(This is a re-post from the archive, Nov.22, 2008):

“Saygo,” a roughly anglicized version of the word for “greetings” in the Seneca and Ojibway languages, seems like an appropriate salutation for this Thanksgiving holiday in the U.S. Although the holiday has been almost completely overrun by the commercial interests such as Macy’s, the christmas-industrial-complex, football and the travel industry, it’s important to remember the history behind the event. This “open letter” to Senator Dodd and the people of Connecticut from Lawrence Otway, Tribal Court Judge, Golden Hill Paugeesukq, Tribal Nation is one reminder. And, Jacqueline Keeler, a member of the Dineh Nation and the Yankton Dakota Sioux, writes powerfully about the tradition of the “First Thanksgiving”:

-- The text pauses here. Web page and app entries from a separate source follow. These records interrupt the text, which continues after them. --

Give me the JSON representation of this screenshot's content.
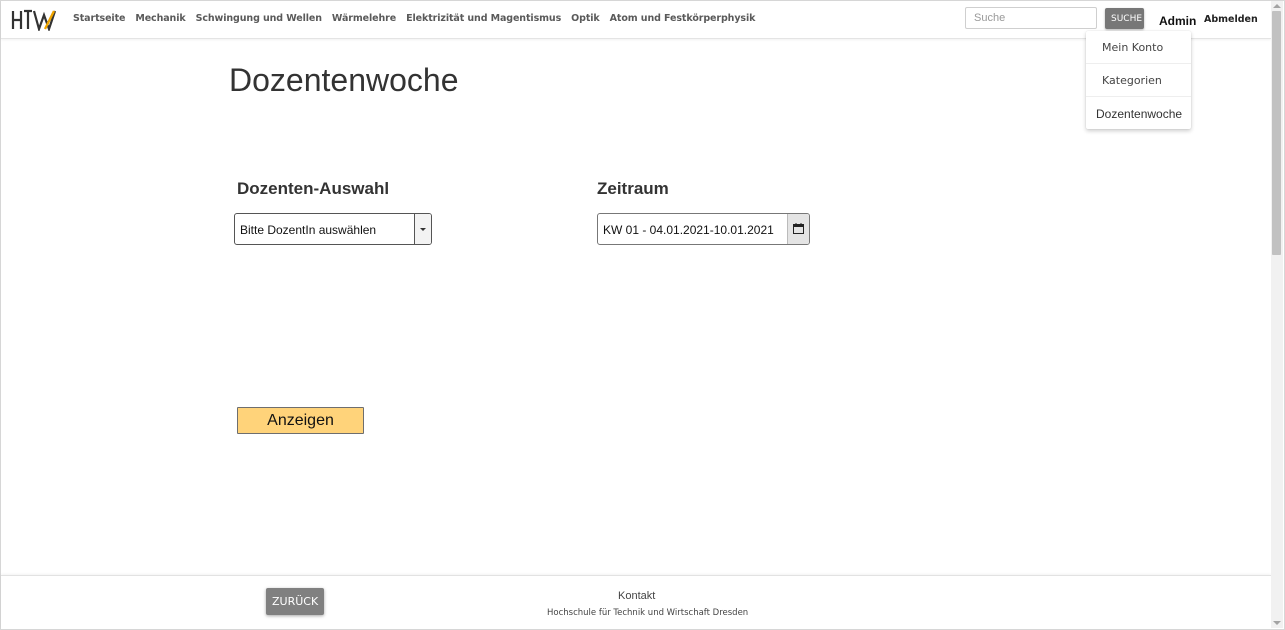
{
  "navbar": {
    "logo_text": "HTW",
    "links": [
      "Startseite",
      "Mechanik",
      "Schwingung und Wellen",
      "Wärmelehre",
      "Elektrizität und Magentismus",
      "Optik",
      "Atom und Festkörperphysik"
    ],
    "search_placeholder": "Suche",
    "search_button": "SUCHE",
    "user_label": "Admin",
    "logout_label": "Abmelden"
  },
  "dropdown": {
    "items": [
      "Mein Konto",
      "Kategorien",
      "Dozentenwoche"
    ]
  },
  "main": {
    "title": "Dozentenwoche",
    "lecturer_label": "Dozenten-Auswahl",
    "lecturer_select_value": "Bitte DozentIn auswählen",
    "period_label": "Zeitraum",
    "period_value": "KW 01 - 04.01.2021-10.01.2021",
    "show_button": "Anzeigen"
  },
  "footer": {
    "back_button": "ZURÜCK",
    "contact_label": "Kontakt",
    "institution": "Hochschule für Technik und Wirtschaft Dresden"
  },
  "colors": {
    "logo_accent": "#f0a500",
    "show_button_bg": "#ffd37a",
    "button_gray": "#808080"
  },
  "icons": {
    "calendar": "calendar-icon",
    "select_arrow": "chevron-down-icon"
  }
}
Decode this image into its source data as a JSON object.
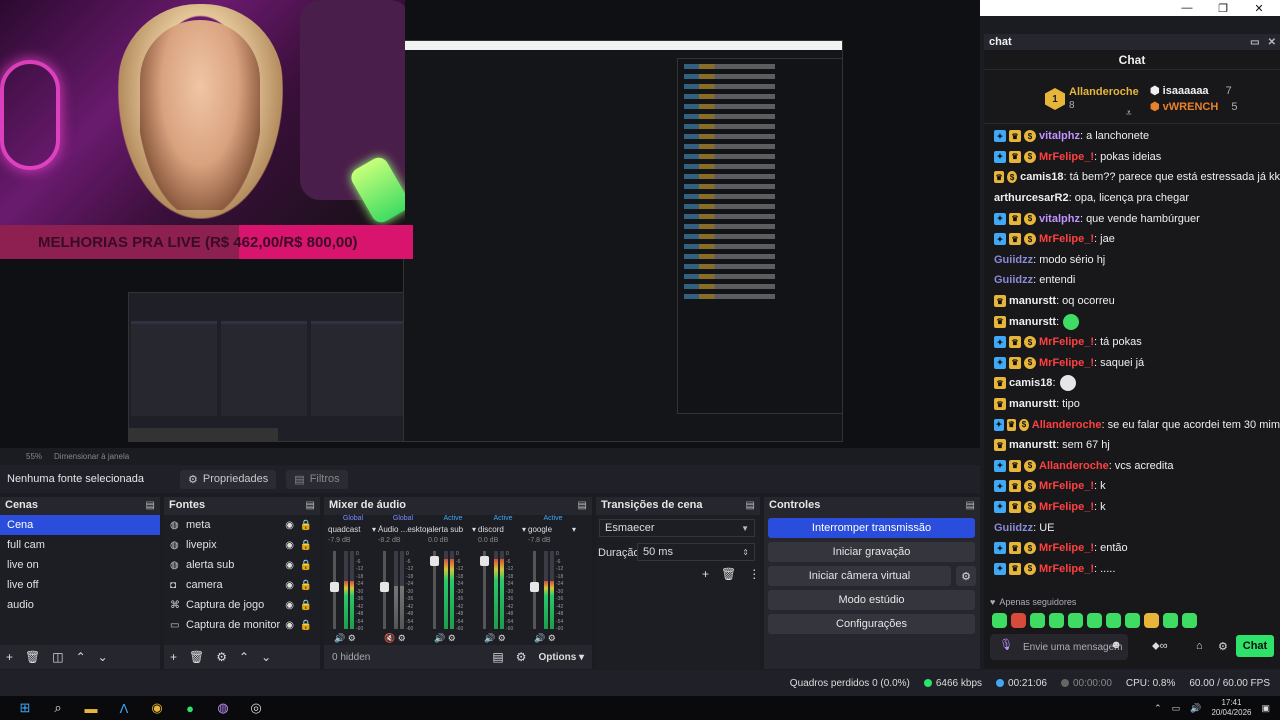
{
  "titlebar": {
    "minimize": "—",
    "restore": "❐",
    "close": "✕"
  },
  "preview": {
    "banner_text": "MELHORIAS PRA LIVE (R$ 462,00/R$ 800,00)",
    "banner_progress": 0.578,
    "zoom": "55%",
    "resize_hint": "Dimensionar à janela"
  },
  "source_bar": {
    "no_source": "Nenhuma fonte selecionada",
    "properties": "Propriedades",
    "filters": "Filtros"
  },
  "scenes": {
    "title": "Cenas",
    "items": [
      "Cena",
      "full cam",
      "live on",
      "live off",
      "audio"
    ],
    "selected": 0
  },
  "sources": {
    "title": "Fontes",
    "items": [
      {
        "label": "meta",
        "icon": "globe-icon"
      },
      {
        "label": "livepix",
        "icon": "globe-icon"
      },
      {
        "label": "alerta sub",
        "icon": "globe-icon"
      },
      {
        "label": "camera",
        "icon": "camera-icon"
      },
      {
        "label": "Captura de jogo",
        "icon": "gamepad-icon"
      },
      {
        "label": "Captura de monitor",
        "icon": "monitor-icon"
      }
    ]
  },
  "mixer": {
    "title": "Mixer de áudio",
    "channels": [
      {
        "state": "Global",
        "name": "quadcast",
        "db": "-7.9 dB",
        "level": 0.62,
        "fader": 0.55,
        "muted": false
      },
      {
        "state": "Global",
        "name": "Áudio ...esktop",
        "db": "-8.2 dB",
        "level": 0.55,
        "fader": 0.55,
        "muted": true
      },
      {
        "state": "Active",
        "name": "alerta sub",
        "db": "0.0 dB",
        "level": 0.9,
        "fader": 0.92,
        "muted": false
      },
      {
        "state": "Active",
        "name": "discord",
        "db": "0.0 dB",
        "level": 0.9,
        "fader": 0.92,
        "muted": false
      },
      {
        "state": "Active",
        "name": "google",
        "db": "-7.8 dB",
        "level": 0.62,
        "fader": 0.55,
        "muted": false
      }
    ],
    "scale": [
      "0",
      "-6",
      "-12",
      "-18",
      "-24",
      "-30",
      "-36",
      "-42",
      "-48",
      "-54",
      "-60"
    ],
    "hidden": "0 hidden",
    "options": "Options"
  },
  "transitions": {
    "title": "Transições de cena",
    "selected": "Esmaecer",
    "duration_label": "Duração",
    "duration_value": "50 ms"
  },
  "controls": {
    "title": "Controles",
    "buttons": [
      "Interromper transmissão",
      "Iniciar gravação",
      "Iniciar câmera virtual",
      "Modo estúdio",
      "Configurações"
    ]
  },
  "chat": {
    "window_title": "chat",
    "header": "Chat",
    "leaderboard": [
      {
        "rank": "1",
        "name": "Allanderoche",
        "score": "8"
      },
      {
        "rank": "2",
        "name": "isaaaaaa",
        "score": "7"
      },
      {
        "rank": "3",
        "name": "vWRENCH",
        "score": "5"
      }
    ],
    "messages": [
      {
        "user": "vitalphz",
        "color": "#bf94ff",
        "text": ": a lanchonete",
        "badges": [
          "prime",
          "crown",
          "sub"
        ]
      },
      {
        "user": "MrFelipe_!",
        "color": "#ff4040",
        "text": ": pokas ideias",
        "badges": [
          "prime",
          "crown",
          "sub"
        ]
      },
      {
        "user": "camis18",
        "color": "#efeff1",
        "text": ": tá bem?? parece que está estressada já kk",
        "badges": [
          "crown",
          "sub"
        ]
      },
      {
        "user": "arthurcesarR2",
        "color": "#efeff1",
        "text": ": opa, licença pra chegar",
        "badges": []
      },
      {
        "user": "vitalphz",
        "color": "#bf94ff",
        "text": ": que vende hambúrguer",
        "badges": [
          "prime",
          "crown",
          "sub"
        ]
      },
      {
        "user": "MrFelipe_!",
        "color": "#ff4040",
        "text": ": jae",
        "badges": [
          "prime",
          "crown",
          "sub"
        ]
      },
      {
        "user": "Guiidzz",
        "color": "#8a8ad8",
        "text": ": modo sério hj",
        "badges": []
      },
      {
        "user": "Guiidzz",
        "color": "#8a8ad8",
        "text": ": entendi",
        "badges": []
      },
      {
        "user": "manurstt",
        "color": "#efeff1",
        "text": ": oq ocorreu",
        "badges": [
          "crown"
        ]
      },
      {
        "user": "manurstt",
        "color": "#efeff1",
        "text": ":",
        "badges": [
          "crown"
        ],
        "emote": "#3fdc63"
      },
      {
        "user": "MrFelipe_!",
        "color": "#ff4040",
        "text": ": tá pokas",
        "badges": [
          "prime",
          "crown",
          "sub"
        ]
      },
      {
        "user": "MrFelipe_!",
        "color": "#ff4040",
        "text": ": saquei já",
        "badges": [
          "prime",
          "crown",
          "sub"
        ]
      },
      {
        "user": "camis18",
        "color": "#efeff1",
        "text": ":",
        "badges": [
          "crown"
        ],
        "emote": "#e6e6e6"
      },
      {
        "user": "manurstt",
        "color": "#efeff1",
        "text": ": tipo",
        "badges": [
          "crown"
        ]
      },
      {
        "user": "Allanderoche",
        "color": "#ff4040",
        "text": ": se eu falar que acordei tem 30 mim",
        "badges": [
          "prime",
          "crown",
          "sub"
        ]
      },
      {
        "user": "manurstt",
        "color": "#efeff1",
        "text": ": sem 67 hj",
        "badges": [
          "crown"
        ]
      },
      {
        "user": "Allanderoche",
        "color": "#ff4040",
        "text": ": vcs acredita",
        "badges": [
          "prime",
          "crown",
          "sub"
        ]
      },
      {
        "user": "MrFelipe_!",
        "color": "#ff4040",
        "text": ": k",
        "badges": [
          "prime",
          "crown",
          "sub"
        ]
      },
      {
        "user": "MrFelipe_!",
        "color": "#ff4040",
        "text": ": k",
        "badges": [
          "prime",
          "crown",
          "sub"
        ]
      },
      {
        "user": "Guiidzz",
        "color": "#8a8ad8",
        "text": ": UE",
        "badges": []
      },
      {
        "user": "MrFelipe_!",
        "color": "#ff4040",
        "text": ": então",
        "badges": [
          "prime",
          "crown",
          "sub"
        ]
      },
      {
        "user": "MrFelipe_!",
        "color": "#ff4040",
        "text": ": .....",
        "badges": [
          "prime",
          "crown",
          "sub"
        ]
      }
    ],
    "followers_only": "Apenas seguidores",
    "input_placeholder": "Envie uma mensagem",
    "send": "Chat"
  },
  "status": {
    "dropped": "Quadros perdidos 0 (0.0%)",
    "bitrate": "6466 kbps",
    "stream_time": "00:21:06",
    "rec_time": "00:00:00",
    "cpu": "CPU: 0.8%",
    "fps": "60.00 / 60.00 FPS",
    "accent": "#2ee36a"
  },
  "taskbar": {
    "time": "17:41",
    "date": "20/04/2026"
  }
}
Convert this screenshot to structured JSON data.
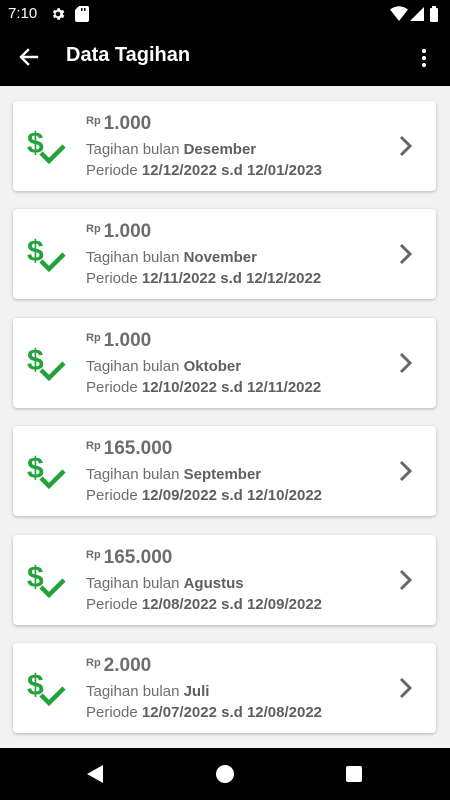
{
  "status_bar": {
    "time": "7:10"
  },
  "app_bar": {
    "title": "Data Tagihan"
  },
  "colors": {
    "accent_green": "#22a33a",
    "text_gray": "#6d6d6d",
    "bar_black": "#000000"
  },
  "icons": {
    "card": "dollar-check-icon",
    "back": "arrow-left-icon",
    "more": "more-vert-icon",
    "chevron": "chevron-right-icon"
  },
  "bills": [
    {
      "currency": "Rp",
      "amount": "1.000",
      "month_prefix": "Tagihan bulan",
      "month": "Desember",
      "period_prefix": "Periode",
      "period": "12/12/2022 s.d 12/01/2023"
    },
    {
      "currency": "Rp",
      "amount": "1.000",
      "month_prefix": "Tagihan bulan",
      "month": "November",
      "period_prefix": "Periode",
      "period": "12/11/2022 s.d 12/12/2022"
    },
    {
      "currency": "Rp",
      "amount": "1.000",
      "month_prefix": "Tagihan bulan",
      "month": "Oktober",
      "period_prefix": "Periode",
      "period": "12/10/2022 s.d 12/11/2022"
    },
    {
      "currency": "Rp",
      "amount": "165.000",
      "month_prefix": "Tagihan bulan",
      "month": "September",
      "period_prefix": "Periode",
      "period": "12/09/2022 s.d 12/10/2022"
    },
    {
      "currency": "Rp",
      "amount": "165.000",
      "month_prefix": "Tagihan bulan",
      "month": "Agustus",
      "period_prefix": "Periode",
      "period": "12/08/2022 s.d 12/09/2022"
    },
    {
      "currency": "Rp",
      "amount": "2.000",
      "month_prefix": "Tagihan bulan",
      "month": "Juli",
      "period_prefix": "Periode",
      "period": "12/07/2022 s.d 12/08/2022"
    }
  ]
}
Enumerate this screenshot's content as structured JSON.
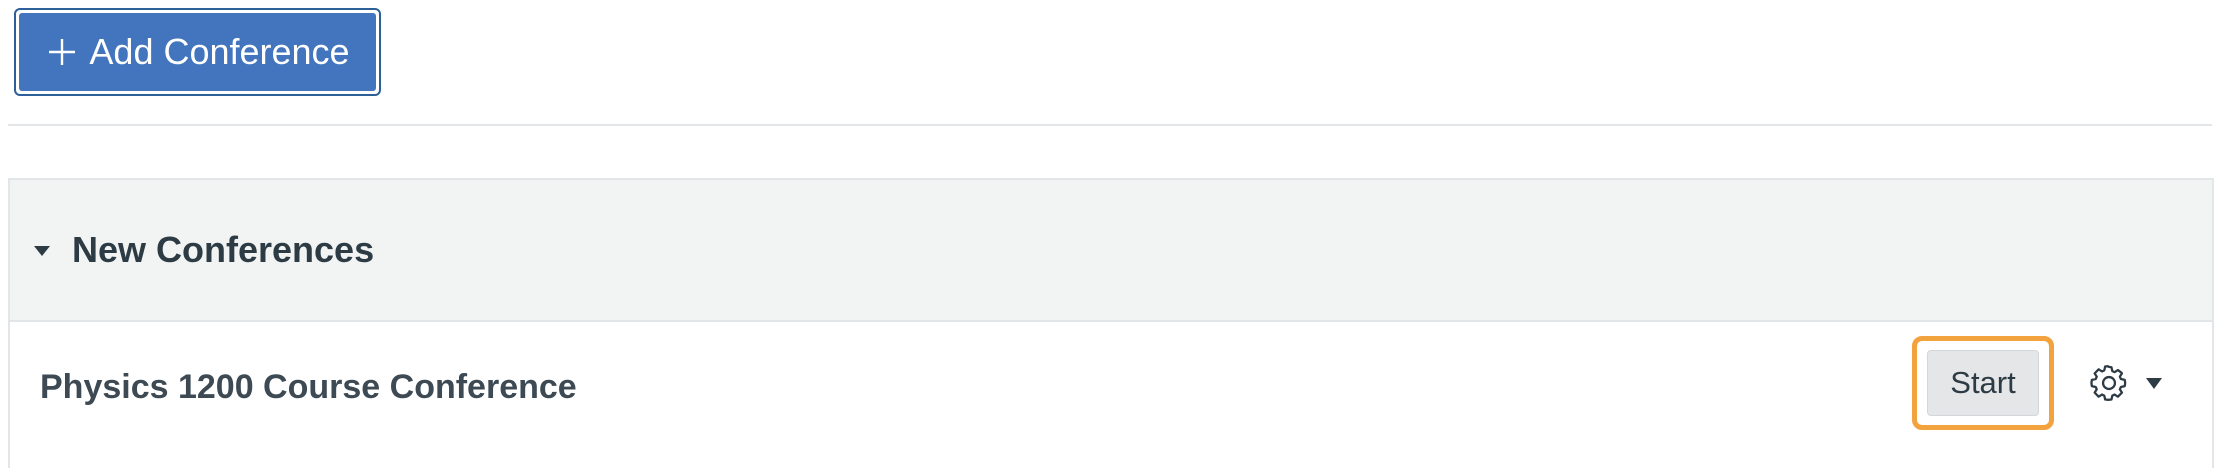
{
  "toolbar": {
    "add_button_label": "Add Conference",
    "add_button_icon": "plus-icon"
  },
  "conferences_section": {
    "title": "New Conferences",
    "toggle_icon": "caret-down-icon",
    "items": [
      {
        "name": "Physics 1200 Course Conference",
        "start_label": "Start",
        "settings_icon": "gear-icon",
        "menu_icon": "caret-down-icon"
      }
    ]
  },
  "colors": {
    "primary_button": "#4275bd",
    "highlight": "#f3a33e",
    "header_bg": "#f2f3f3",
    "text": "#2d3b45"
  }
}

In stories told by the Dakota people, an evil person always keeps his or her heart in a secret place separate from the body. The hero must find that secret place and destroy the heart in order to stop the evil. I see, in the “First Thanksgiving” story, a hidden Pilgrim heart. The story of that heart is the real tale than needs to be told. What did it hold? Bigotry, hatred, greed, self-righteousness? We have seen the evil that it caused in the 350 years since. Genocide, environmental devastation, poverty, world wars, racism.

Where is the hero who will destroy that heart of evil? I believe it must be each of us. Indeed, when I give thanks this Thursday and I cook my native food, I will be thinking of this hidden heart and how my ancestors survived the evil it caused. Because if we can survive, with our ability to share and to give intact, then the evil and the good will that met that Thanksgiving day in the land of the Wampanoag will have come full circle.

And the healing can begin.

Hold a good thought today that each of us can move toward that healing vision. Peace ~